The prospect of gene therapy for inherited and acquired respiratory disease has energized the research community since the 1980s, with cystic fibrosis, as a monogenic disorder, driving early efforts to develop effective strategies. The fact that there are still no approved gene therapy products for the lung, despite many early phase clinical trials, illustrates the scale of the challenge: In the 1990s, first-generation non-viral and viral vector systems demonstrated proof-of-concept but low efficacy. Since then, there has been steady progress toward improved vectors with the capacity to overcome at least some of the formidable barriers presented by the lung. In addition, the inclusion of features such as codon optimization and promoters providing long-term expression have improved the expression characteristics of therapeutic transgenes.
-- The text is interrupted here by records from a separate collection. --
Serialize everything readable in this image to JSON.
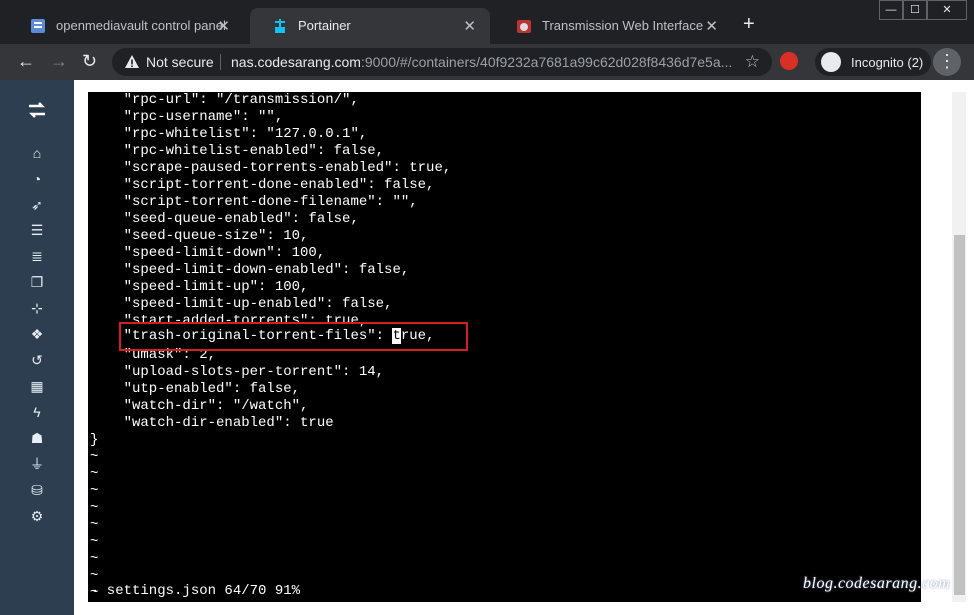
{
  "browser": {
    "tabs": [
      {
        "title": "openmediavault control panel - ",
        "active": false
      },
      {
        "title": "Portainer",
        "active": true
      },
      {
        "title": "Transmission Web Interface",
        "active": false
      }
    ],
    "new_tab_symbol": "+",
    "window_controls": [
      "—",
      "☐",
      "✕"
    ],
    "tab_close_symbol": "✕"
  },
  "toolbar": {
    "security_label": "Not secure",
    "url_host": "nas.codesarang.com",
    "url_rest": ":9000/#/containers/40f9232a7681a99c62d028f8436d7e5a...",
    "incognito_label": "Incognito (2)",
    "back_symbol": "←",
    "forward_symbol": "→",
    "reload_symbol": "↻",
    "star_symbol": "☆",
    "menu_symbol": "⋮"
  },
  "sidebar": {
    "icons": [
      "transfer-icon",
      "home-icon",
      "dashboard-icon",
      "rocket-icon",
      "list-icon",
      "server-icon",
      "clone-icon",
      "sitemap-icon",
      "cubes-icon",
      "history-icon",
      "th-icon",
      "bolt-icon",
      "users-icon",
      "plug-icon",
      "database-icon",
      "cogs-icon"
    ]
  },
  "terminal": {
    "lines": [
      "    \"rpc-url\": \"/transmission/\",",
      "    \"rpc-username\": \"\",",
      "    \"rpc-whitelist\": \"127.0.0.1\",",
      "    \"rpc-whitelist-enabled\": false,",
      "    \"scrape-paused-torrents-enabled\": true,",
      "    \"script-torrent-done-enabled\": false,",
      "    \"script-torrent-done-filename\": \"\",",
      "    \"seed-queue-enabled\": false,",
      "    \"seed-queue-size\": 10,",
      "    \"speed-limit-down\": 100,",
      "    \"speed-limit-down-enabled\": false,",
      "    \"speed-limit-up\": 100,",
      "    \"speed-limit-up-enabled\": false,",
      "    \"start-added-torrents\": true,",
      "",
      "    \"umask\": 2,",
      "    \"upload-slots-per-torrent\": 14,",
      "    \"utp-enabled\": false,",
      "    \"watch-dir\": \"/watch\",",
      "    \"watch-dir-enabled\": true",
      "}",
      "~",
      "~",
      "~",
      "~",
      "~",
      "~",
      "~",
      "~",
      "~"
    ],
    "highlighted_prefix": "\"trash-original-torrent-files\": ",
    "highlighted_cursor": "t",
    "highlighted_suffix": "rue,",
    "status_line": "- settings.json 64/70 91%"
  },
  "watermark": "blog.codesarang.com",
  "colors": {
    "sidebar": "#2d3e50",
    "highlight": "#d21f1f",
    "tabstrip": "#202124"
  }
}
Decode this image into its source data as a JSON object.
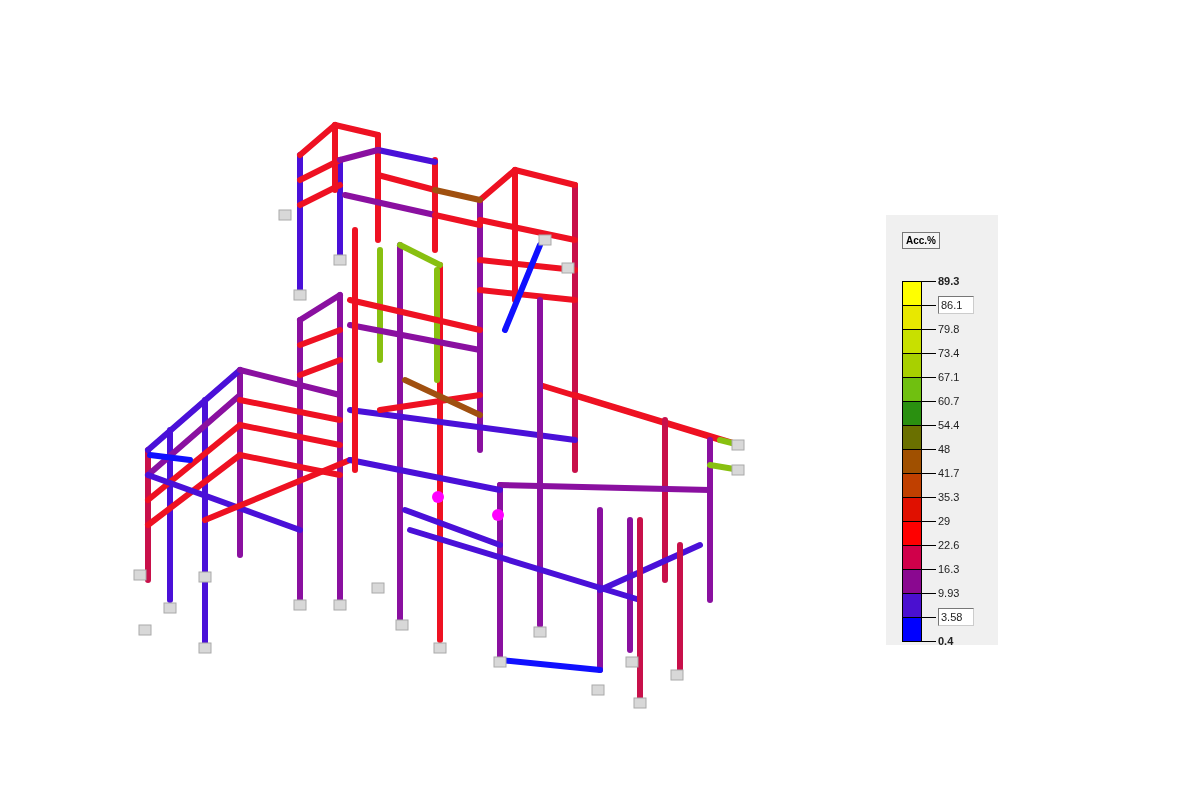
{
  "legend": {
    "title_button": "Acc.%",
    "bands": [
      {
        "color": "#ffff00"
      },
      {
        "color": "#e8e800"
      },
      {
        "color": "#c8e000"
      },
      {
        "color": "#a8d000"
      },
      {
        "color": "#70c010"
      },
      {
        "color": "#2a9010"
      },
      {
        "color": "#6a7000"
      },
      {
        "color": "#a05000"
      },
      {
        "color": "#c04000"
      },
      {
        "color": "#e01000"
      },
      {
        "color": "#ff0000"
      },
      {
        "color": "#d0004a"
      },
      {
        "color": "#8a0890"
      },
      {
        "color": "#4a10d0"
      },
      {
        "color": "#0000ff"
      }
    ],
    "labels": [
      {
        "text": "89.3",
        "kind": "bold"
      },
      {
        "text": "86.1",
        "kind": "input"
      },
      {
        "text": "79.8",
        "kind": "plain"
      },
      {
        "text": "73.4",
        "kind": "plain"
      },
      {
        "text": "67.1",
        "kind": "plain"
      },
      {
        "text": "60.7",
        "kind": "plain"
      },
      {
        "text": "54.4",
        "kind": "plain"
      },
      {
        "text": "48",
        "kind": "plain"
      },
      {
        "text": "41.7",
        "kind": "plain"
      },
      {
        "text": "35.3",
        "kind": "plain"
      },
      {
        "text": "29",
        "kind": "plain"
      },
      {
        "text": "22.6",
        "kind": "plain"
      },
      {
        "text": "16.3",
        "kind": "plain"
      },
      {
        "text": "9.93",
        "kind": "plain"
      },
      {
        "text": "3.58",
        "kind": "input"
      },
      {
        "text": "0.4",
        "kind": "bold"
      }
    ]
  }
}
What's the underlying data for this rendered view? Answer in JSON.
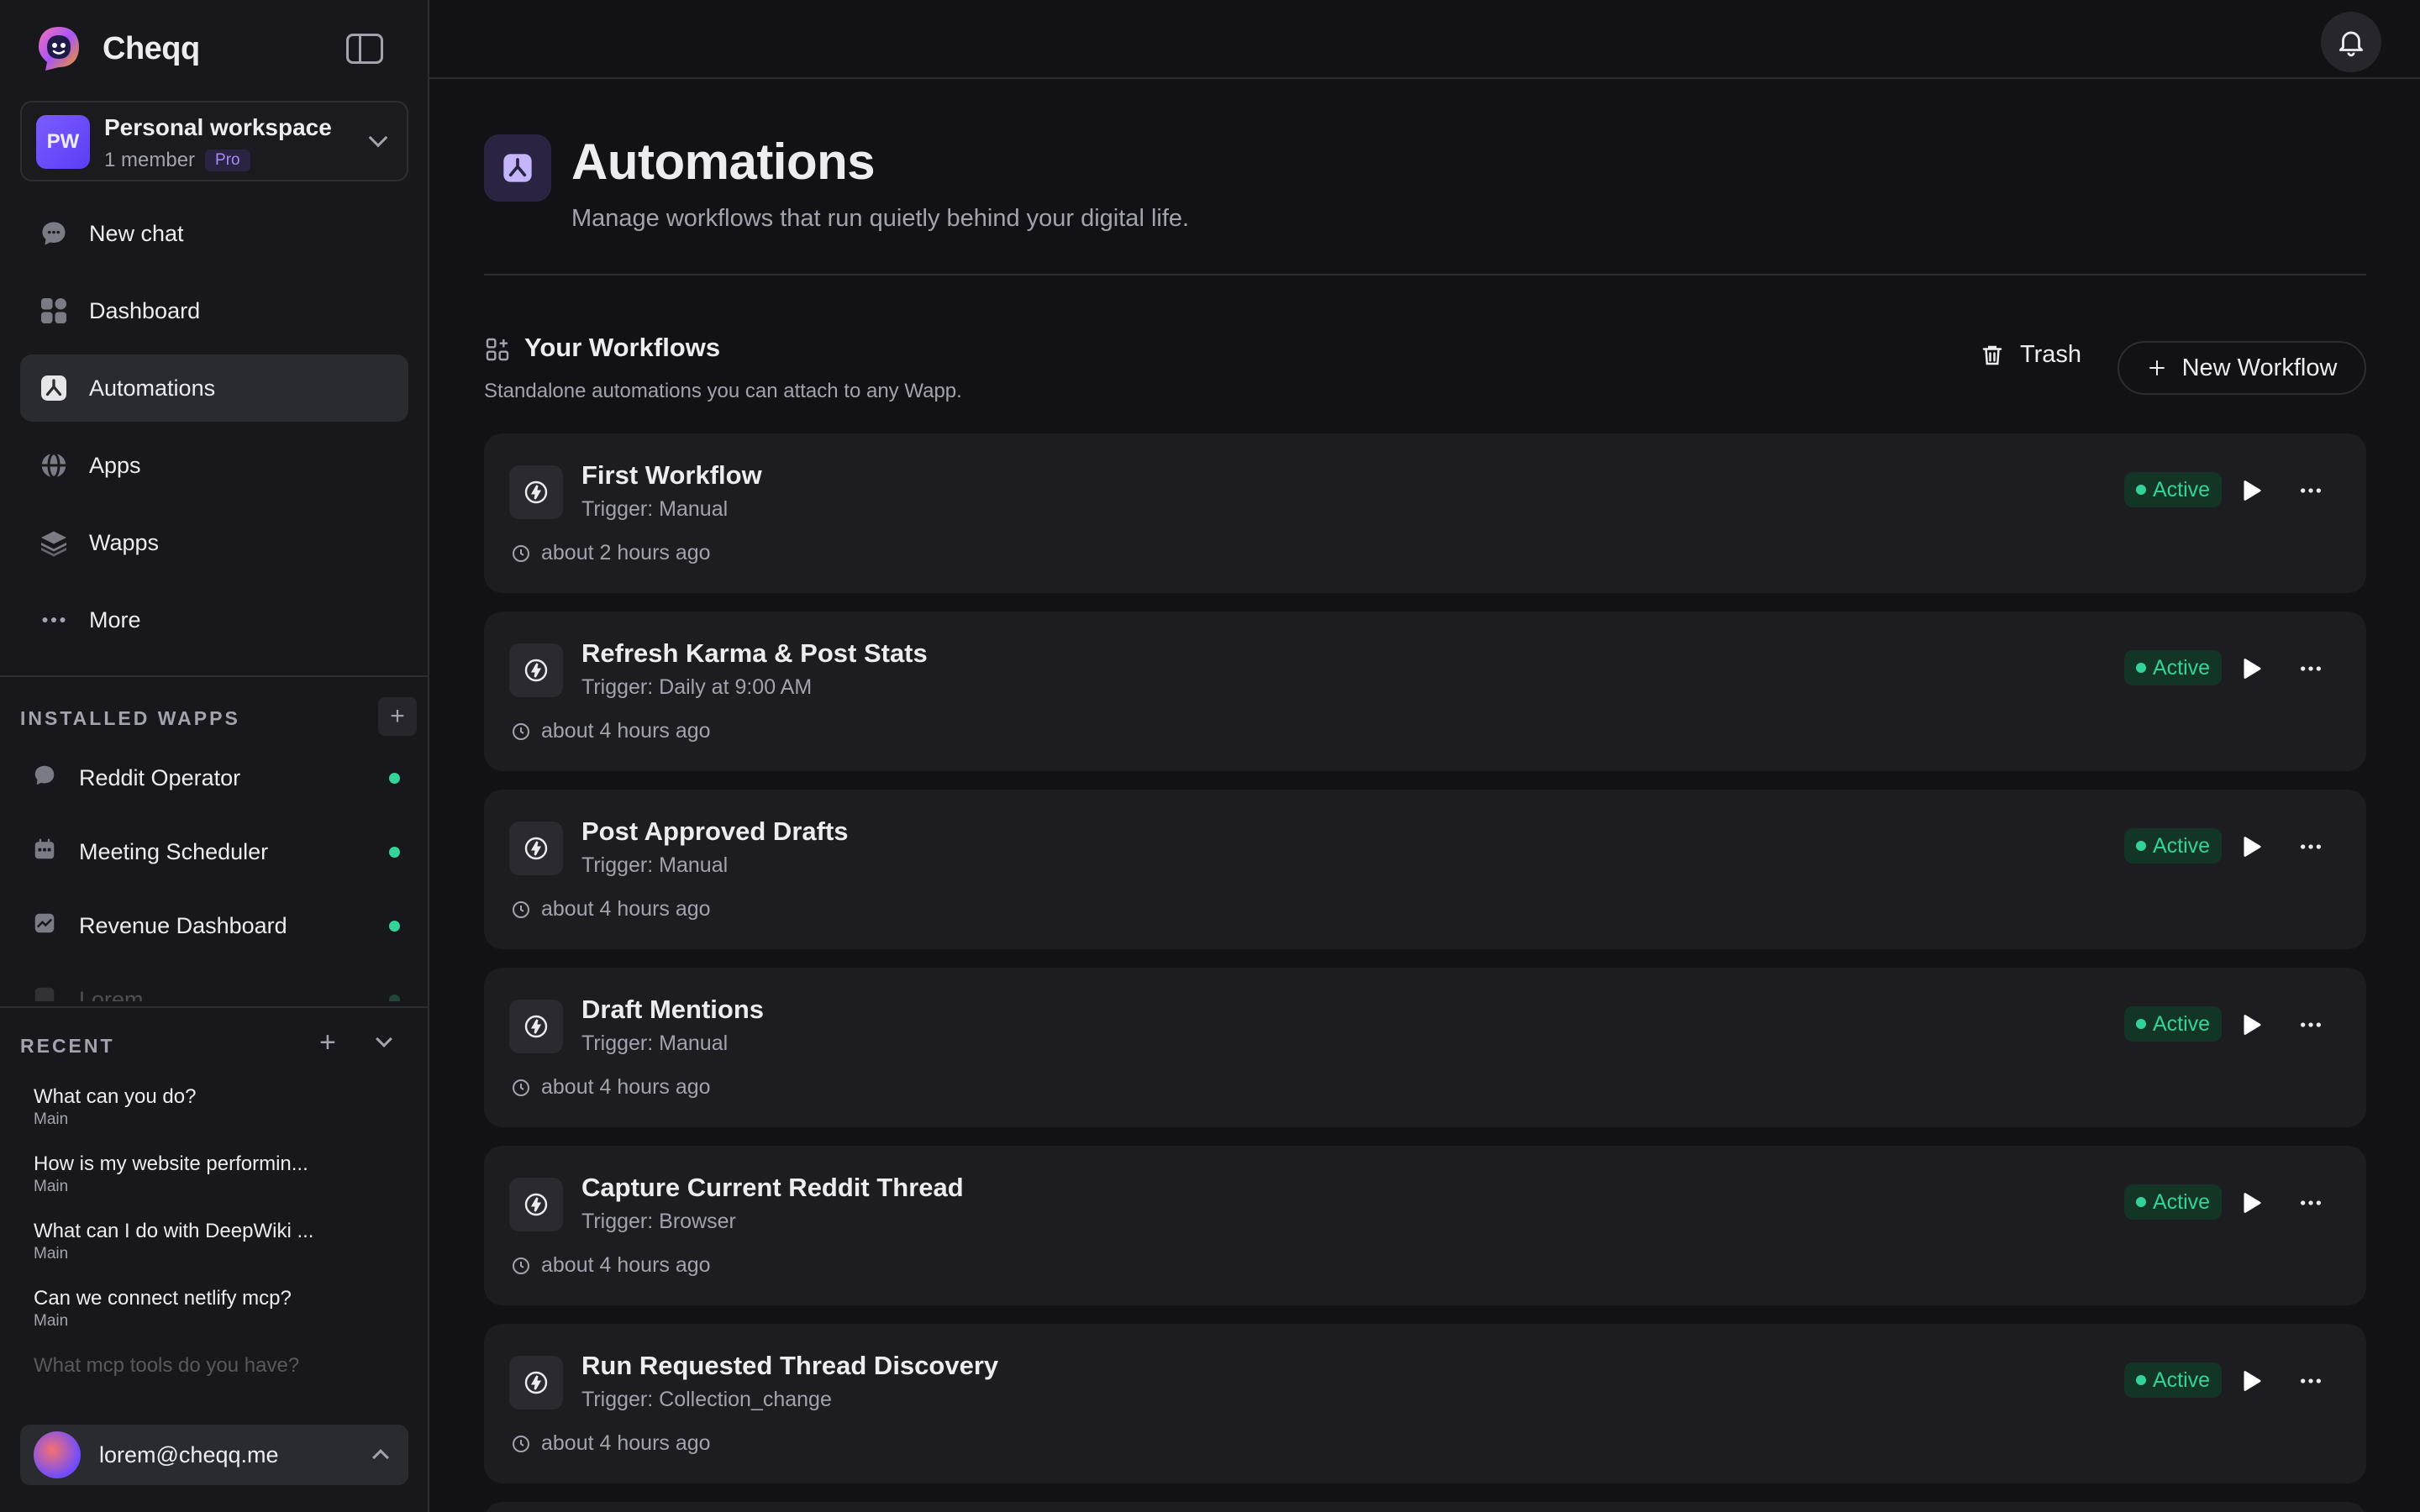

Early approaches were based on gene addition, where a new DNA copy of a gene is introduced to complement a genetic mutation: however, the advent of RNA-based products that can directly express a therapeutic protein or manipulate gene expression, together with the expanding range of tools for gene editing, has stimulated the development of alternative approaches. This review discusses the range of vector systems being evaluated for lung delivery; the variety of cargoes they deliver, including DNA, antisense oligonucleotides, messenger RNA (mRNA), small interfering RNA (siRNA), and peptide nucleic acids; and exemplifies progress in selected respiratory disease indications.
Hum Gene Ther
893 - 912
AAV, gene editing, gene therapy vectors, lentivirus, lung disease, respiratory, DNA, Gene Transfer Techniques, Genetic Therapy, Genetic Vectors, Oligonucleotides, Antisense, Peptide Nucleic Acids, RNA, Messenger, RNA, Small Interfering